Other increases in funding mostly for public schools include:

  • $12 million aimed at addressing the challenges of rural school districts, which often have declining enrollment and higher-than-average student transportation costs;
  • $9 million to improve special education in public schools, including providing grants to schools to help students transition to higher education or employment;
  • $9 million to public and private schools to buy personal electronic devices for students. The state will pay schools $125 for every ninth grader, an amount that must be matched by the school. The resources cannot be used to provide broadband services;
  • $7 million to improve mental health services in public and private schools; and
  • $5 million in new resources for Milwaukee Public Schools, districts that receive the lowest grade on school report cards, and private voucher schools in either of those districts.

More Money for Public Schools

The budget increases per-student payments to private schools participating in the state’s voucher program and charter schools not under control of a school board by $217 in the first year of the budget and $434 in the second year, slightly more than the per-student increase for public schools.

The budget expands eligibility for school vouchers by increasing the family income ceiling for participating students and watering down limits that determine whether students who already attend private schools may receive publicly-funded tuition vouchers. These changes will redirect $14 million from public school districts to private schools over the course of the budget.

Expanding Property Tax Cuts

The budget includes two tax cuts related to education:

  • A $73 million property tax cut delivered by requiring most schools districts to cut taxes. The budget includes an increase in the general state aid distributed through the funding formula in the second year of the budget, but does not raise the state-imposed cap on the amount of revenue that school districts are allowed to raise though a combination of state aid and local property taxes. The result is that most districts will be forced to cut taxes by the same amount of the increase they received in general state aid. The $636 million total in new funding for schools includes this $73 million property tax cut, even though it does not result in additional resources for schools.
  • An $87 million property tax cut delivered through the School Levy Tax Credit, which is applied directly to the property tax bills of property owners. This credit lowers the property tax bills of all owners of Wisconsin property, including industrial and commercial property. Property owners do not have to live in Wisconsin to receive the credit, and there is not an income ceiling for receiving the credit.
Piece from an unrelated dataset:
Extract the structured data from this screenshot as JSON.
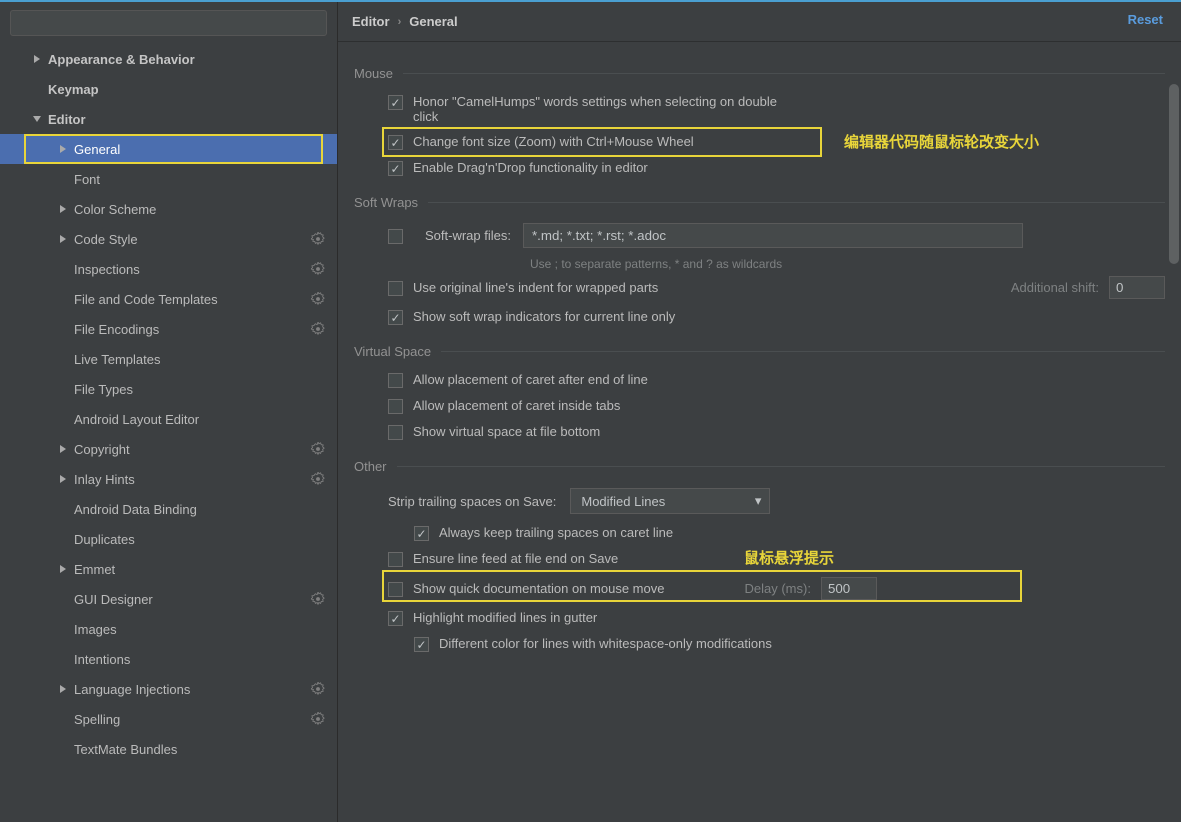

Other Changes to Education

The budget includes other changes that will affect K-12 education, including:

  • Eliminating the ability of school districts to exceed their state-imposed budget caps in order to fund energy efficiency improvements, and limiting when school referendums can be held;
  • Expanding the ability of organizations other than school boards to establish charter schools, lifting restrictions on where those schools are located, and removing a requirement that charter school authorizers adhere to principles set out by the National Association of Charter School Authorizers;
  • Making it easier for wealthier communities in the Racine Unified School District to split off and create their own districts; and
  • Prohibiting municipalities from obtaining land from owners who do not want to sell, in order to build sidewalks or bike paths. Education advocates have said that restricting the ability of municipalities to build safe pathways for children to get to school will raise transportation costs for districts.

Tamarine Cornelius